Cris Carter was a great NFL wide receiver, which qualifies him somewhat to talk about football on television. It does not qualify him, however, to speculate wildly about what drugs players are using.

Patriots defensive end Chandler Jones was hospitalized earlier this week after a bad reaction to what was reportedly synthetic marijuana, but Carter, an ESPN analyst, isn’t buying the specifics of that story. Here’s what the Hall of Famer had to say this morning on Mike & Mike.

“I don’t know this, but I think that synthetic marijuana story might be just a story. Just for me, it don’t pass the smell test. To me, I think he was smoking some marijuana, and I think he was smoking some marijuana laced with PCP or Angel Dust, and that’s what made him trip out. Now he could have been smoking synthetic, but it’s a better story. It’s a better story to tell, that that’s the reason I’m here.

When he got to the police station, why was he smelling like marijuana? Because synthetic doesn’t smell like marijuana. So for me, I don’t know all the details of the case, but I’m just a little eh. The synthetic — that’s a better way to put it.”

Carter then invokes Aaron Hernandez, apparently to illustrate the dangers of PCP, which Jones did not actually take, as far as any of us know. Carter seems to attribute Hernandez’s homicidal behavior to PCP use, which doesn’t seem relevant to Jones’ case given that he didn’t kill anyone.

Carter’s blind, evidence-free guessing about what drug Jones used is awfully shady. ESPN, an outlet people look to for actual reporting on stories like this, can’t have an analyst randomly accusing players of taking illegal substances. Carter admitted multiple times he didn’t know the details of Jones’ situation, and not knowing about something usually means you shouldn’t speculate about it.

Carter has been in the news frequently over the last year or so, sometimes for good reasons and sometimes for bad ones. He was applauded for his stance on Adrian Peterson’s child abuse scandal (though not by Peterson himself) but criticized for recommending to NFL rookies that they have a “fall guy” to take blame for them.

Seems like Carter would benefit from thinking a tiny bit longer before speaking on touchy subjects, like the drug use of a stranger.

About Alex Putterman

Alex is a writer and editor for The Comeback and Awful Announcing.

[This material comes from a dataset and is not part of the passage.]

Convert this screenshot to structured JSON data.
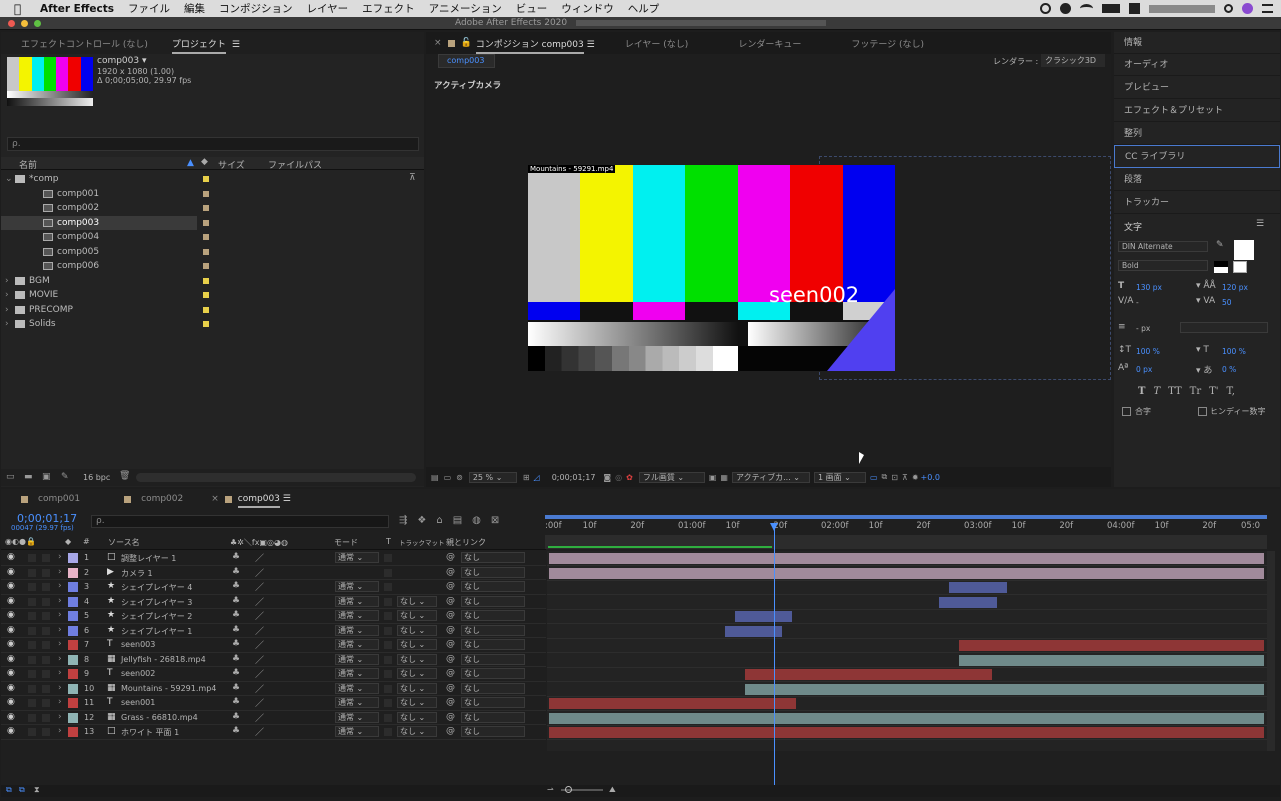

He has written for The Atlantic, VICE Sports,, and more. He is a proud alum of Northwestern University and The Daily Northwestern. You can find him on Twitter @AlexPutterman.